— GOAL OF THE EXERCISE —
Find all the lines in the material below with the word "JSON", and copy them.

— WORKING DATA —
+++
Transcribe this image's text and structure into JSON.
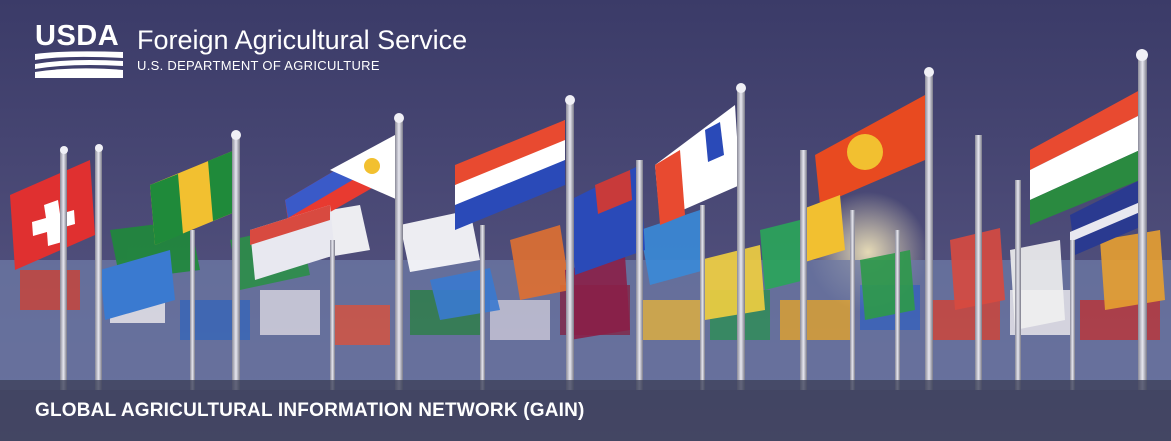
{
  "logo": {
    "mark_text": "USDA",
    "agency_name": "Foreign Agricultural Service",
    "department": "U.S. DEPARTMENT OF AGRICULTURE"
  },
  "banner": {
    "program_title": "GLOBAL AGRICULTURAL INFORMATION NETWORK (GAIN)",
    "background_description_icon": "world-flags-photo",
    "colors": {
      "sky": "#3a3a66",
      "band": "#3c405a",
      "text": "#ffffff"
    }
  }
}
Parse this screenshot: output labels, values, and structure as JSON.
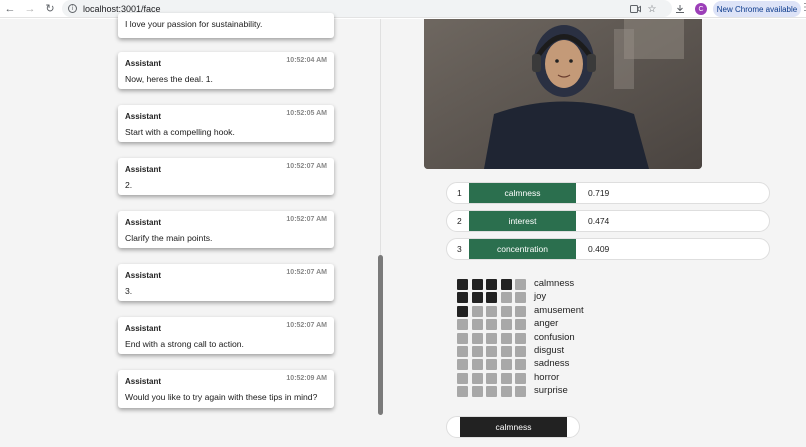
{
  "browser": {
    "url": "localhost:3001/face",
    "new_chrome_label": "New Chrome available",
    "avatar_letter": "C"
  },
  "chat": {
    "partial_message": "I love your passion for sustainability.",
    "messages": [
      {
        "sender": "Assistant",
        "time": "10:52:04 AM",
        "text": "Now, heres the deal. 1."
      },
      {
        "sender": "Assistant",
        "time": "10:52:05 AM",
        "text": "Start with a compelling hook."
      },
      {
        "sender": "Assistant",
        "time": "10:52:07 AM",
        "text": "2."
      },
      {
        "sender": "Assistant",
        "time": "10:52:07 AM",
        "text": "Clarify the main points."
      },
      {
        "sender": "Assistant",
        "time": "10:52:07 AM",
        "text": "3."
      },
      {
        "sender": "Assistant",
        "time": "10:52:07 AM",
        "text": "End with a strong call to action."
      },
      {
        "sender": "Assistant",
        "time": "10:52:09 AM",
        "text": "Would you like to try again with these tips in mind?"
      }
    ]
  },
  "top_emotions": [
    {
      "rank": "1",
      "name": "calmness",
      "score": "0.719"
    },
    {
      "rank": "2",
      "name": "interest",
      "score": "0.474"
    },
    {
      "rank": "3",
      "name": "concentration",
      "score": "0.409"
    }
  ],
  "emotion_grid": [
    {
      "name": "calmness",
      "level": 4
    },
    {
      "name": "joy",
      "level": 3
    },
    {
      "name": "amusement",
      "level": 1
    },
    {
      "name": "anger",
      "level": 0
    },
    {
      "name": "confusion",
      "level": 0
    },
    {
      "name": "disgust",
      "level": 0
    },
    {
      "name": "sadness",
      "level": 0
    },
    {
      "name": "horror",
      "level": 0
    },
    {
      "name": "surprise",
      "level": 0
    }
  ],
  "current_emotion": "calmness",
  "colors": {
    "rank_bar": "#2b6f4e",
    "grid_active": "#222222",
    "grid_inactive": "#a8a8a8"
  }
}
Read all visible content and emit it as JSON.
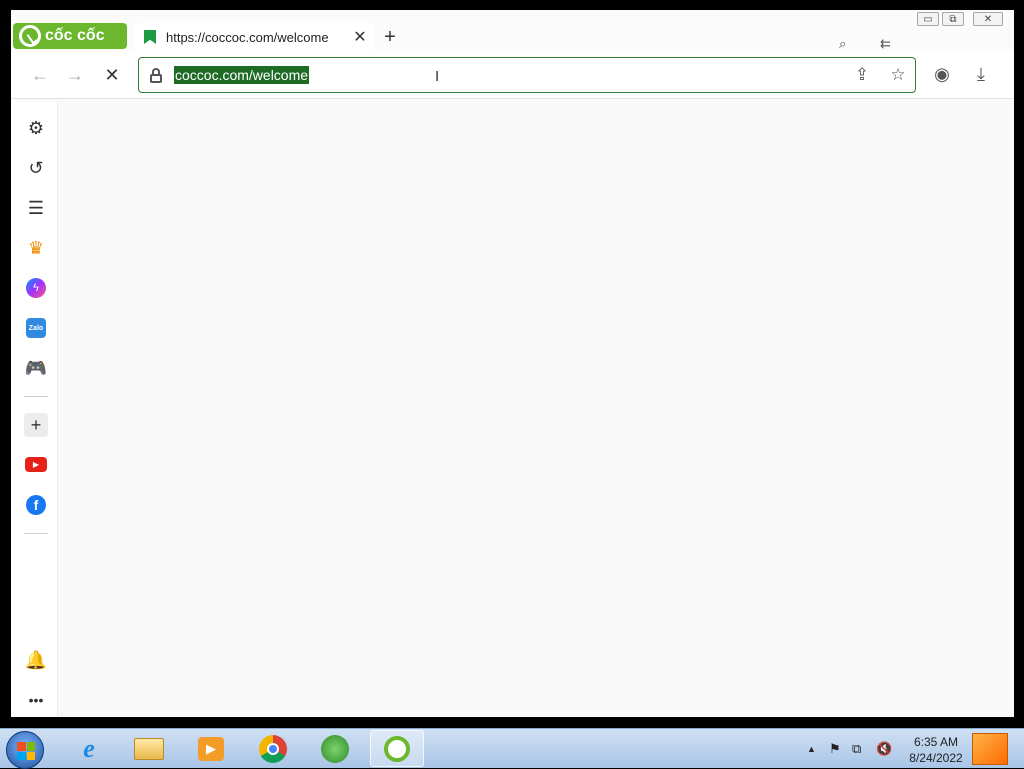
{
  "browser": {
    "brand_label": "cốc cốc",
    "tab": {
      "title": "https://coccoc.com/welcome",
      "close": "✕"
    },
    "new_tab": "+",
    "window_controls": {
      "minimize": "▭",
      "restore": "⧉",
      "close": "✕"
    },
    "nav": {
      "back": "←",
      "forward": "→",
      "stop": "✕"
    },
    "address": {
      "url": "coccoc.com/welcome"
    },
    "toolbar_icons": {
      "share": "⇪",
      "bookmark": "☆",
      "profile": "◉",
      "download": "⤓"
    }
  },
  "sidebar": {
    "items": [
      {
        "name": "settings",
        "glyph": "⚙"
      },
      {
        "name": "history",
        "glyph": "↺"
      },
      {
        "name": "reading-list",
        "glyph": "☰"
      },
      {
        "name": "crown",
        "glyph": "♛"
      },
      {
        "name": "messenger",
        "glyph": "ϟ"
      },
      {
        "name": "zalo",
        "glyph": "Zalo"
      },
      {
        "name": "games",
        "glyph": "🎮"
      },
      {
        "name": "add",
        "glyph": "+"
      },
      {
        "name": "youtube",
        "glyph": "▶"
      },
      {
        "name": "facebook",
        "glyph": "f"
      },
      {
        "name": "notifications",
        "glyph": "🔔"
      },
      {
        "name": "more",
        "glyph": "•••"
      }
    ]
  },
  "taskbar": {
    "apps": [
      "internet-explorer",
      "file-explorer",
      "media-player",
      "chrome",
      "windows-update",
      "coccoc"
    ],
    "tray": {
      "arrow": "▲",
      "flag": "⚑",
      "network": "⧉",
      "volume": "🔇"
    },
    "clock": {
      "time": "6:35 AM",
      "date": "8/24/2022"
    }
  }
}
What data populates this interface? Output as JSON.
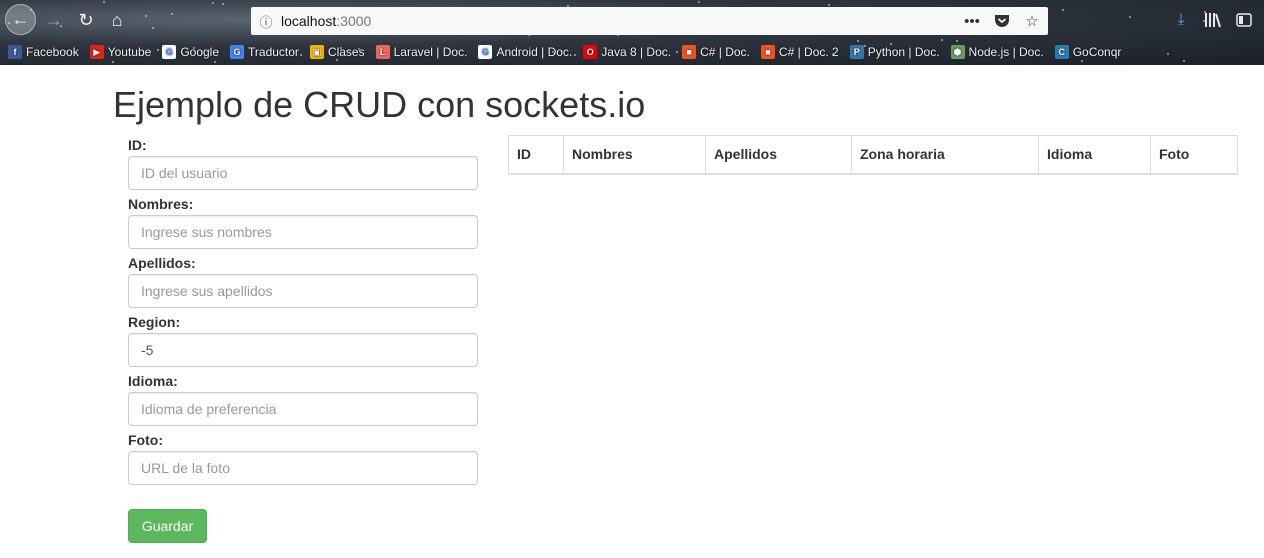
{
  "browser": {
    "url_host": "localhost",
    "url_port": ":3000",
    "bookmarks": [
      {
        "label": "Facebook",
        "icon": "facebook-icon",
        "color": "#3b5998",
        "glyph": "f"
      },
      {
        "label": "Youtube",
        "icon": "youtube-icon",
        "color": "#e62117",
        "glyph": "▶"
      },
      {
        "label": "Google",
        "icon": "google-icon",
        "color": "#ffffff",
        "glyph": "G"
      },
      {
        "label": "Traductor",
        "icon": "translate-icon",
        "color": "#4285f4",
        "glyph": "G"
      },
      {
        "label": "Clases",
        "icon": "classroom-icon",
        "color": "#f4b400",
        "glyph": "▣"
      },
      {
        "label": "Laravel | Doc.",
        "icon": "laravel-icon",
        "color": "#f4645f",
        "glyph": "L"
      },
      {
        "label": "Android | Doc.",
        "icon": "google-icon",
        "color": "#ffffff",
        "glyph": "G"
      },
      {
        "label": "Java 8 | Doc.",
        "icon": "oracle-icon",
        "color": "#e00",
        "glyph": "O"
      },
      {
        "label": "C# | Doc.",
        "icon": "microsoft-icon",
        "color": "#f25022",
        "glyph": "■"
      },
      {
        "label": "C# | Doc. 2",
        "icon": "microsoft-icon",
        "color": "#f25022",
        "glyph": "■"
      },
      {
        "label": "Python | Doc.",
        "icon": "python-icon",
        "color": "#3776ab",
        "glyph": "P"
      },
      {
        "label": "Node.js | Doc.",
        "icon": "nodejs-icon",
        "color": "#68a063",
        "glyph": "⬢"
      },
      {
        "label": "GoConqr",
        "icon": "goconqr-icon",
        "color": "#2a7bb8",
        "glyph": "C"
      }
    ]
  },
  "page": {
    "title": "Ejemplo de CRUD con sockets.io",
    "form": {
      "id_label": "ID:",
      "id_placeholder": "ID del usuario",
      "nombres_label": "Nombres:",
      "nombres_placeholder": "Ingrese sus nombres",
      "apellidos_label": "Apellidos:",
      "apellidos_placeholder": "Ingrese sus apellidos",
      "region_label": "Region:",
      "region_value": "-5",
      "idioma_label": "Idioma:",
      "idioma_placeholder": "Idioma de preferencia",
      "foto_label": "Foto:",
      "foto_placeholder": "URL de la foto",
      "save_label": "Guardar"
    },
    "table": {
      "headers": [
        "ID",
        "Nombres",
        "Apellidos",
        "Zona horaria",
        "Idioma",
        "Foto"
      ]
    }
  }
}
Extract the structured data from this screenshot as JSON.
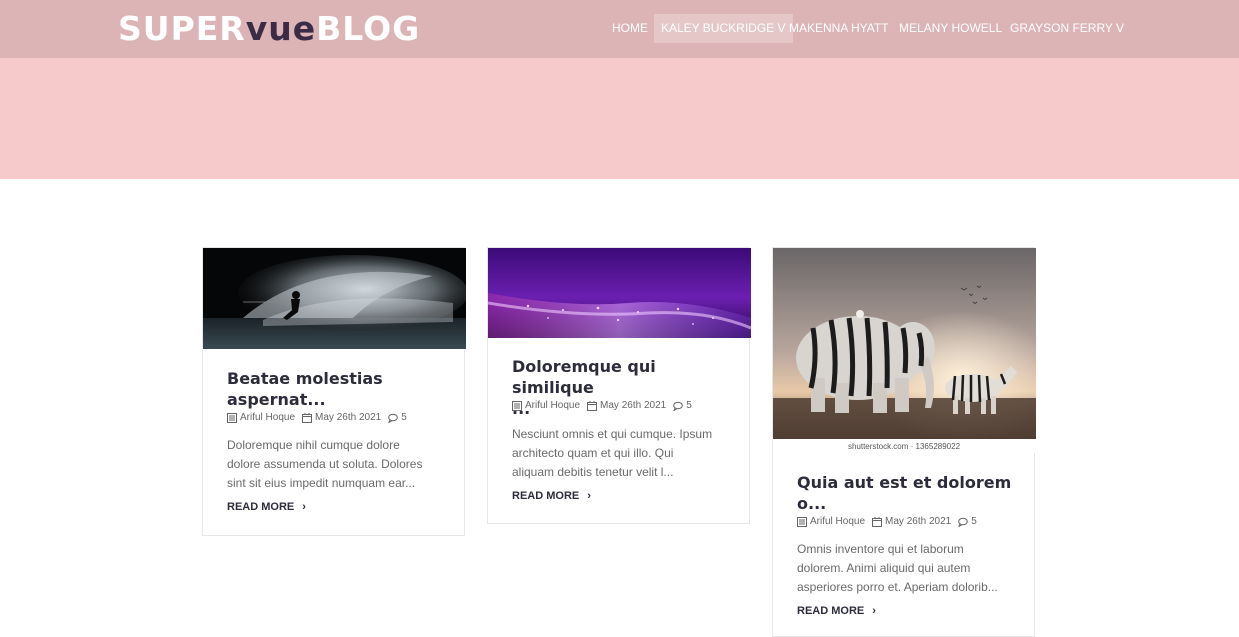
{
  "header": {
    "logo_part1": "SUPER",
    "logo_part2": "vue",
    "logo_part3": "BLOG",
    "nav": [
      {
        "label": "HOME"
      },
      {
        "label": "KALEY BUCKRIDGE V"
      },
      {
        "label": "MAKENNA HYATT"
      },
      {
        "label": "MELANY HOWELL"
      },
      {
        "label": "GRAYSON FERRY V"
      }
    ]
  },
  "posts": [
    {
      "image": "water-skier-photo",
      "title_l1": "Beatae molestias",
      "title_l2": "aspernat...",
      "author": "Ariful Hoque",
      "date": "May 26th 2021",
      "comments": "5",
      "excerpt_l1": "Doloremque nihil cumque dolore",
      "excerpt_l2": "dolore assumenda ut soluta. Dolores",
      "excerpt_l3": "sint sit eius impedit numquam ear...",
      "read_more": "READ MORE"
    },
    {
      "image": "purple-glitter-photo",
      "title_l1": "Doloremque qui similique",
      "title_l2": "...",
      "author": "Ariful Hoque",
      "date": "May 26th 2021",
      "comments": "5",
      "excerpt_l1": "Nesciunt omnis et qui cumque. Ipsum",
      "excerpt_l2": "architecto quam et qui illo. Qui",
      "excerpt_l3": "aliquam debitis tenetur velit l...",
      "read_more": "READ MORE"
    },
    {
      "image": "zebra-elephant-photo",
      "image_caption": "shutterstock.com · 1365289022",
      "title_l1": "Quia aut est et dolorem",
      "title_l2": "o...",
      "author": "Ariful Hoque",
      "date": "May 26th 2021",
      "comments": "5",
      "excerpt_l1": "Omnis inventore qui et laborum",
      "excerpt_l2": "dolorem. Animi aliquid qui autem",
      "excerpt_l3": "asperiores porro et. Aperiam dolorib...",
      "read_more": "READ MORE"
    }
  ],
  "colors": {
    "header_bg": "#dcb4b5",
    "hero_bg": "#f6cacb",
    "logo_accent": "#3a2c47",
    "title_text": "#2c2c3c"
  },
  "icons": [
    "list-icon",
    "calendar-icon",
    "comment-icon",
    "chevron-right-icon"
  ]
}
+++
— WRITTEN ANSWER —
Transcribe this image's text and structure into JSON.
Parse this screenshot: output labels, values, and structure as JSON.
Read all visible content and emit it as JSON.
What data populates this interface? Output as JSON.
Extract the structured data from this screenshot as JSON.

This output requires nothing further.